SEEN often ponders that it doesn’t matter how many years pass, time and again, film creatives turn to the Greek classics as source material, reinventing their eternal themes and making them relevant to a modern audience’s sensibilities. It’s an aspect of postmodernism that stories are sometimes explored that do not strictly exist as source material but live (as it were) between the lines, or happen before or after the events described. The effects are redemptive.

Thessalus & Medea trailer from Flying Dutchman Films on Vimeo.

One such is Thessalus and Medea by Writer/Director Jan Hendrik Verstraten, and Creative Director Massimo Barbato. This ambitious short film explores the mother-son bond and the power it exerts even after years of separation. Medea lives as an oracle underground in a windowless labyrinth attended only by a nurse. Abandoned by her kin for the dreadful crime of murdering two of her children, Medea contemplates her own end.
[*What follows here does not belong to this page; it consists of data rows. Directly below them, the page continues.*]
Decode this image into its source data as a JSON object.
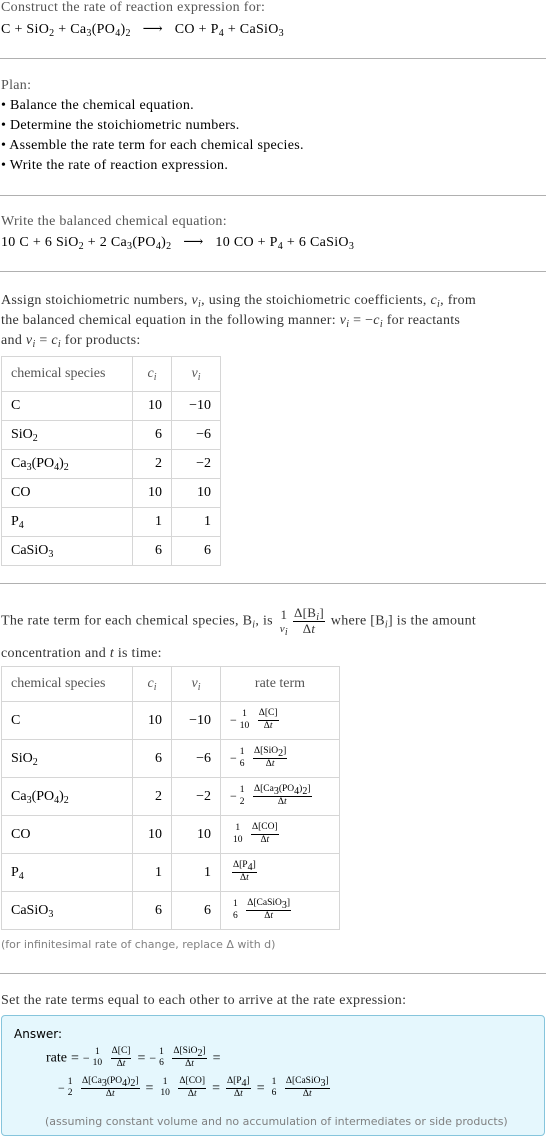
{
  "intro": {
    "label": "Construct the rate of reaction expression for:",
    "reaction": {
      "reactants": [
        "C",
        "SiO2",
        "Ca3(PO4)2"
      ],
      "products": [
        "CO",
        "P4",
        "CaSiO3"
      ],
      "arrow": "⟶",
      "plus": "+"
    }
  },
  "plan": {
    "label": "Plan:",
    "steps": [
      "• Balance the chemical equation.",
      "• Determine the stoichiometric numbers.",
      "• Assemble the rate term for each chemical species.",
      "• Write the rate of reaction expression."
    ]
  },
  "balanced": {
    "label": "Write the balanced chemical equation:",
    "coefficients": {
      "C": "10",
      "SiO2": "6",
      "Ca3(PO4)2": "2",
      "CO": "10",
      "P4": "",
      "CaSiO3": "6"
    }
  },
  "stoich": {
    "text_line1_a": "Assign stoichiometric numbers, ",
    "nu_i": "νi",
    "text_line1_b": ", using the stoichiometric coefficients, ",
    "c_i": "ci",
    "text_line1_c": ", from",
    "text_line2_a": "the balanced chemical equation in the following manner: ",
    "rule_reactants": "νi = −ci",
    "text_line2_b": " for reactants",
    "text_line3_a": "and ",
    "rule_products": "νi = ci",
    "text_line3_b": " for products:",
    "table": {
      "headers": [
        "chemical species",
        "ci",
        "νi"
      ],
      "rows": [
        {
          "species": "C",
          "c": "10",
          "nu": "−10"
        },
        {
          "species": "SiO2",
          "c": "6",
          "nu": "−6"
        },
        {
          "species": "Ca3(PO4)2",
          "c": "2",
          "nu": "−2"
        },
        {
          "species": "CO",
          "c": "10",
          "nu": "10"
        },
        {
          "species": "P4",
          "c": "1",
          "nu": "1"
        },
        {
          "species": "CaSiO3",
          "c": "6",
          "nu": "6"
        }
      ]
    }
  },
  "rateterm": {
    "text_a": "The rate term for each chemical species, B",
    "text_b": ", is ",
    "text_c": " where [B",
    "text_d": "] is the amount",
    "text_line2_a": "concentration and ",
    "t": "t",
    "text_line2_b": " is time:",
    "frac_one": "1",
    "frac_nu": "ν",
    "frac_delta_num": "Δ[B",
    "frac_delta_den": "Δt",
    "table": {
      "headers": [
        "chemical species",
        "ci",
        "νi",
        "rate term"
      ],
      "rows": [
        {
          "species": "C",
          "c": "10",
          "nu": "−10",
          "sign": "−",
          "coef": "10",
          "conc": "Δ[C]"
        },
        {
          "species": "SiO2",
          "c": "6",
          "nu": "−6",
          "sign": "−",
          "coef": "6",
          "conc": "Δ[SiO2]"
        },
        {
          "species": "Ca3(PO4)2",
          "c": "2",
          "nu": "−2",
          "sign": "−",
          "coef": "2",
          "conc": "Δ[Ca3(PO4)2]"
        },
        {
          "species": "CO",
          "c": "10",
          "nu": "10",
          "sign": "",
          "coef": "10",
          "conc": "Δ[CO]"
        },
        {
          "species": "P4",
          "c": "1",
          "nu": "1",
          "sign": "",
          "coef": "",
          "conc": "Δ[P4]"
        },
        {
          "species": "CaSiO3",
          "c": "6",
          "nu": "6",
          "sign": "",
          "coef": "6",
          "conc": "Δ[CaSiO3]"
        }
      ]
    },
    "note": "(for infinitesimal rate of change, replace Δ with d)"
  },
  "final": {
    "label": "Set the rate terms equal to each other to arrive at the rate expression:",
    "answer_label": "Answer:",
    "rate_word": "rate",
    "eq": "=",
    "one": "1",
    "dt": "Δt",
    "note": "(assuming constant volume and no accumulation of intermediates or side products)"
  },
  "colors": {
    "label_gray": "#555555",
    "rule_gray": "#b0b0b0",
    "answer_bg": "#e5f7fd",
    "answer_border": "#86c5dc",
    "note_gray": "#808080"
  }
}
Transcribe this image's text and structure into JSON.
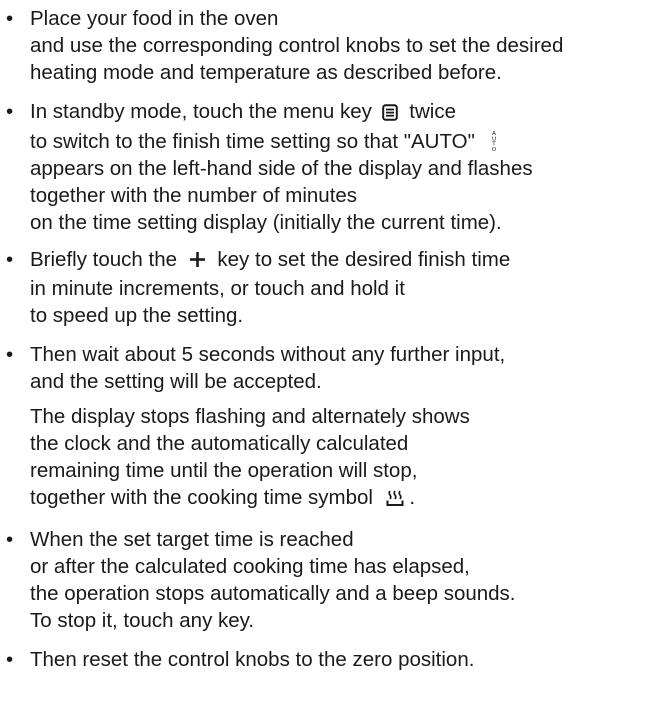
{
  "items": [
    {
      "lines": [
        "Place your food in the oven",
        "and use the corresponding control knobs to set the desired",
        "heating mode and temperature as described before."
      ]
    },
    {
      "l1a": "In standby mode, touch  the menu key",
      "l1b": "twice",
      "l2a": "to switch to the finish time setting so that \"AUTO\"",
      "l3": "appears on the left-hand side of the display and flashes",
      "l4": "together with the number of minutes",
      "l5": "on the time setting display (initially the current time)."
    },
    {
      "l1a": "Briefly touch the",
      "l1b": "key to set the desired finish time",
      "l2": "in minute increments, or touch and hold it",
      "l3": "to speed up the setting."
    },
    {
      "l1": "Then wait about 5 seconds without any further input,",
      "l2": "and the setting will be accepted.",
      "p2": [
        "The display stops flashing and alternately shows",
        "the clock and the automatically calculated",
        "remaining time until the operation will stop,"
      ],
      "p2last": "together with the cooking time symbol",
      "p2end": "."
    },
    {
      "lines": [
        "When the set target time is reached",
        "or after the calculated cooking time has elapsed,",
        "the operation stops automatically and a beep sounds.",
        "To stop it, touch any key."
      ]
    },
    {
      "lines": [
        "Then reset the control knobs to the zero position."
      ]
    }
  ],
  "bullet": "•",
  "auto_icon_letters": [
    "A",
    "U",
    "T",
    "O"
  ],
  "icons": {
    "menu": "menu-key-icon",
    "auto": "auto-indicator-icon",
    "plus": "plus-key-icon",
    "cooking": "cooking-time-icon"
  }
}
She is reviled by society and her oracular powers no longer believed, when into her life walks her troubled remaining son, Thessalus, charged with a task he has no wish to carry out.

The film looks spectacular, recalling for SEEN the gold and shadows of Julie Taymor’s acclaimed ‘Titus’. It was shot in a Napoleonic underground fort, making great use of the strange angles and cold chambers. The actors embody their roles, bringing the weight of history and family dysfunction to every glance and close-up, allowing the story to unfold in a suspenseful, almost trance-like way. Jan and Massimo are sending the film out to festivals. It deserves every success and is a worthy addition to the great canon of Greek tragedy on screen.